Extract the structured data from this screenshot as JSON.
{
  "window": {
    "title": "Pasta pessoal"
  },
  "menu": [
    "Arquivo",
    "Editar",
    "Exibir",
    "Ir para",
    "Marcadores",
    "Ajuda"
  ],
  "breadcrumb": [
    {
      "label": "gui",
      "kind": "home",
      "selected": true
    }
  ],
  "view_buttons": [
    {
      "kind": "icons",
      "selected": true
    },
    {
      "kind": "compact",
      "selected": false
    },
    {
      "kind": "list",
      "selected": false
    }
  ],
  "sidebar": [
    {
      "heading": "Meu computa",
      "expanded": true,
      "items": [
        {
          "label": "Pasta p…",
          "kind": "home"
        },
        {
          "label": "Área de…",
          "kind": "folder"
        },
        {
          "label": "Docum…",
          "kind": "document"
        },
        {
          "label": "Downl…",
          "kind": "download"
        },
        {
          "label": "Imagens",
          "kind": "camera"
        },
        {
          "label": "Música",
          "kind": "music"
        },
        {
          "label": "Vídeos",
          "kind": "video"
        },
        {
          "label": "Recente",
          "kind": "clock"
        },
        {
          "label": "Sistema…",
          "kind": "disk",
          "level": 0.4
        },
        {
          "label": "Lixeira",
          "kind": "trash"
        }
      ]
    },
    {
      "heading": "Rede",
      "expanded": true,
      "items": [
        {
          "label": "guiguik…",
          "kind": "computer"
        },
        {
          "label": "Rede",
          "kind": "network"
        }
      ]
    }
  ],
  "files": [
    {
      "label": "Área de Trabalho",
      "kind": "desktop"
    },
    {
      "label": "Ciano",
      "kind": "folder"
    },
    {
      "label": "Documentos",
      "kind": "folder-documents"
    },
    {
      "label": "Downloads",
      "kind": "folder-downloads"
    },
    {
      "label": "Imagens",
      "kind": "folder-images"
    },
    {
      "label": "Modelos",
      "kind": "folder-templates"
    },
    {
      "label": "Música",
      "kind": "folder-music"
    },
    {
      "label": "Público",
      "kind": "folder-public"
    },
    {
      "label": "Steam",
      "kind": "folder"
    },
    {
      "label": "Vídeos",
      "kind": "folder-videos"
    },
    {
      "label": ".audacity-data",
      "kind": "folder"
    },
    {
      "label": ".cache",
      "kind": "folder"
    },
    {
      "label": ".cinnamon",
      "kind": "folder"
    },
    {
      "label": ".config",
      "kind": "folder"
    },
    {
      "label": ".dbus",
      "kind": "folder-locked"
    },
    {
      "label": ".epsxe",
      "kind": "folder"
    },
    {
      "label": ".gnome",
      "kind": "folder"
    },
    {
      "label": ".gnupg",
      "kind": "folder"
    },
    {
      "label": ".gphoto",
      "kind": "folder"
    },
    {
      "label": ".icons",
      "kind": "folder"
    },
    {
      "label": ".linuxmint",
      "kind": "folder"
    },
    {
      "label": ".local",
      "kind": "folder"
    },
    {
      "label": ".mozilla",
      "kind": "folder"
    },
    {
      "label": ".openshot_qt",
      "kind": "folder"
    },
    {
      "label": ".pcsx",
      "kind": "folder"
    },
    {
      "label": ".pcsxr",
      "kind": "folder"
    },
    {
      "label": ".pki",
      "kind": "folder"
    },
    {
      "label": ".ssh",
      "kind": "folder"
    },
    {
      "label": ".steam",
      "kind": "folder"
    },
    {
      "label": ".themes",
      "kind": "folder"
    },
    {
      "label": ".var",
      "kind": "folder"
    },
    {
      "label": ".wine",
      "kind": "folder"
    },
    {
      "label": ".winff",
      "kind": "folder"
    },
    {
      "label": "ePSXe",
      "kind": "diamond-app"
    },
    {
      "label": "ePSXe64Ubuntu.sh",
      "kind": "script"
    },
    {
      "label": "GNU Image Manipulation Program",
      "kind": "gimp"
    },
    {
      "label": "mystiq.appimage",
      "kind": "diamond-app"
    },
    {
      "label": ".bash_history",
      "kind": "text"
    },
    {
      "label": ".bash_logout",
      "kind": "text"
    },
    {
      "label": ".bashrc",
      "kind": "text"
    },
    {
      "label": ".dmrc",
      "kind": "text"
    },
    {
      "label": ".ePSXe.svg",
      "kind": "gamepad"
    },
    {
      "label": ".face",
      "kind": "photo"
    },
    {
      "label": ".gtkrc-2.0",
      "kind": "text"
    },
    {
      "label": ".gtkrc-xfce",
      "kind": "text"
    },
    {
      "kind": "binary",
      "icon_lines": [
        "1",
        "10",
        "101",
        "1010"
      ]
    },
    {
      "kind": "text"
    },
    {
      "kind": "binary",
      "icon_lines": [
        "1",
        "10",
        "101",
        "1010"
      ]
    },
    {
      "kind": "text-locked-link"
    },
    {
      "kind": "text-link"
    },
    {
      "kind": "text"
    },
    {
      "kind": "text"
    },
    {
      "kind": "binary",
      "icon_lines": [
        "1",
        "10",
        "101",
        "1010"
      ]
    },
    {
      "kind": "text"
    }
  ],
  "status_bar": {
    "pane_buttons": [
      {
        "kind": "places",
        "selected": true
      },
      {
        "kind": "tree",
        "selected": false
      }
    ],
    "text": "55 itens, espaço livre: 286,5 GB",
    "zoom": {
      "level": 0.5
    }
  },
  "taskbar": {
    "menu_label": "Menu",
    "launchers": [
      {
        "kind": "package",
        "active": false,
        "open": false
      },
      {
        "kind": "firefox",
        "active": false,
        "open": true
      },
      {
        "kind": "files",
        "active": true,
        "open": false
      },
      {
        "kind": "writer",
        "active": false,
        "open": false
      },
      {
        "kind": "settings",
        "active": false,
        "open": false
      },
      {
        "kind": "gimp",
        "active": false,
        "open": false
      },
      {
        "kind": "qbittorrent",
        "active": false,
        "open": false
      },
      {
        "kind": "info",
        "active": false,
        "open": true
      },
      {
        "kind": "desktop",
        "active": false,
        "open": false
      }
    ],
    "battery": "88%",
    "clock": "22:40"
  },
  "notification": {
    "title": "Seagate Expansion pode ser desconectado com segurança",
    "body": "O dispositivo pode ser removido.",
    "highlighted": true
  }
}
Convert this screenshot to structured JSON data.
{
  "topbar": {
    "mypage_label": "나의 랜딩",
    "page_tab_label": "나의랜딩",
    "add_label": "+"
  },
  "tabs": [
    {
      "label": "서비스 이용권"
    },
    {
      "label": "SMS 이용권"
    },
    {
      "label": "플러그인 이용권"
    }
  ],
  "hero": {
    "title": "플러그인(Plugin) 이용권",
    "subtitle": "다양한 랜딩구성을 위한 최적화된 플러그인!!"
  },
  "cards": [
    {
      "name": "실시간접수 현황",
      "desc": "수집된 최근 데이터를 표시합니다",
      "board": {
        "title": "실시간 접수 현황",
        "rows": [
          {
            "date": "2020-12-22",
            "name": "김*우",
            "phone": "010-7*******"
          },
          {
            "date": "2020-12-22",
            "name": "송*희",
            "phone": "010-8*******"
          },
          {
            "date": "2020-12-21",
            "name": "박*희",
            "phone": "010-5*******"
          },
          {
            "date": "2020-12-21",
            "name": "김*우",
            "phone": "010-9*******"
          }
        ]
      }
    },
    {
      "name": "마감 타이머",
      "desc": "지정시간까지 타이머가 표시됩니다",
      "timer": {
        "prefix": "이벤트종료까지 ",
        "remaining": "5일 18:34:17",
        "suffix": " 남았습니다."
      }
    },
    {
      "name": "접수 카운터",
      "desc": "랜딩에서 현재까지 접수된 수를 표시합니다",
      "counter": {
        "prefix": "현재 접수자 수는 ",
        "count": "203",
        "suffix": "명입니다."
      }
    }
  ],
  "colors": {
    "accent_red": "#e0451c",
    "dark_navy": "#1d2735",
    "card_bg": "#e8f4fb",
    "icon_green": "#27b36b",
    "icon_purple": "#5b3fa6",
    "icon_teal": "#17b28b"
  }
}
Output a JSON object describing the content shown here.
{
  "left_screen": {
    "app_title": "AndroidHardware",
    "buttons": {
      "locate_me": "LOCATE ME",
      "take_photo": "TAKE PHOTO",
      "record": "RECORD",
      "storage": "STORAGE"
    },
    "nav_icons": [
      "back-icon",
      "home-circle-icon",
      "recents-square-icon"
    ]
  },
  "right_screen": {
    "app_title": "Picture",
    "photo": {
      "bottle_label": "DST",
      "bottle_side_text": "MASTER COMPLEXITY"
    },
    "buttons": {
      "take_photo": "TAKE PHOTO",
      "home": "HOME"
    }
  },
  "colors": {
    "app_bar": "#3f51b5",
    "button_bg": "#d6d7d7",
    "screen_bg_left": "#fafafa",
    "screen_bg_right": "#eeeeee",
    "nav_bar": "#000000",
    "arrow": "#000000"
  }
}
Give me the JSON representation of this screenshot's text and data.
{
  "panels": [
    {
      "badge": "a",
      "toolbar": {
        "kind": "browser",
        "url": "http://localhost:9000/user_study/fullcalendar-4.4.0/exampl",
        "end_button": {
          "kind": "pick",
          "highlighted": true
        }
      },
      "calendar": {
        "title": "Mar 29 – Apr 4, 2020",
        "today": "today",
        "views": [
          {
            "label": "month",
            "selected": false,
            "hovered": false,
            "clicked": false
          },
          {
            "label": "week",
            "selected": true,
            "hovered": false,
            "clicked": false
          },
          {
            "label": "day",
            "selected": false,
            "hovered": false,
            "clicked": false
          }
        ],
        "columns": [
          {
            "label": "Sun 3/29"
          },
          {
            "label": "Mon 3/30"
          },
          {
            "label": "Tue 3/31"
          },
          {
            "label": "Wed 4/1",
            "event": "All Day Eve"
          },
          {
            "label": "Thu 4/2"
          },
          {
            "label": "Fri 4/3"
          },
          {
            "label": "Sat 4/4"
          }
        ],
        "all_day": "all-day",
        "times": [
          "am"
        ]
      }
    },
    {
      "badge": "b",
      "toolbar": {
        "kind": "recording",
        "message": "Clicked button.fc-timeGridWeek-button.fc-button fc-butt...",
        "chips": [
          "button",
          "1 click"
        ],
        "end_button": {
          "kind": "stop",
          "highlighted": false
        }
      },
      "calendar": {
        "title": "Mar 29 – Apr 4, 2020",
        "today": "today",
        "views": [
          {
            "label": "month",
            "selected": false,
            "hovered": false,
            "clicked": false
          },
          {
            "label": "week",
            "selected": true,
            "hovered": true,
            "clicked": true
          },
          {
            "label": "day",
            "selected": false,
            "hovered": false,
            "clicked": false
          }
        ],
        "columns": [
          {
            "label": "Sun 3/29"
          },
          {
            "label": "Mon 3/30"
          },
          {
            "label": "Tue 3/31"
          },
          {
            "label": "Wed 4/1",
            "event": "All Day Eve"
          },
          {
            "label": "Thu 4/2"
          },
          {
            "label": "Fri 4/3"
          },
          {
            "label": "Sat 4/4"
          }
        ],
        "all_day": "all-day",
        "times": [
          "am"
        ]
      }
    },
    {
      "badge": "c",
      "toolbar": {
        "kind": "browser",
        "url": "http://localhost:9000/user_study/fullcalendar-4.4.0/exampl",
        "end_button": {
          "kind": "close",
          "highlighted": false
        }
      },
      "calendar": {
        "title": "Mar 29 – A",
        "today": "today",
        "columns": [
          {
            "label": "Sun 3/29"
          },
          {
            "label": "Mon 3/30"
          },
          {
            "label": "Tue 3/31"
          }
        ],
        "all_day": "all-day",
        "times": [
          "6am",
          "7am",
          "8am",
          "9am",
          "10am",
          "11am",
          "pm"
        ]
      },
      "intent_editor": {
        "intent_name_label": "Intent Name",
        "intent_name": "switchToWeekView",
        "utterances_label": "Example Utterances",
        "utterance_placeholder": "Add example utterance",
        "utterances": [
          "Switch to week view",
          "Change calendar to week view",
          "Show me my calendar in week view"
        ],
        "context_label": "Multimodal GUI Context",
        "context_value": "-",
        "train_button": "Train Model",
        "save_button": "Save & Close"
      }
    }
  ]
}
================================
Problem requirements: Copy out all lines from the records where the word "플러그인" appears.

Answer to this exercise:
      "label": "플러그인 이용권"
    "title": "플러그인(Plugin) 이용권",
    "subtitle": "다양한 랜딩구성을 위한 최적화된 플러그인!!"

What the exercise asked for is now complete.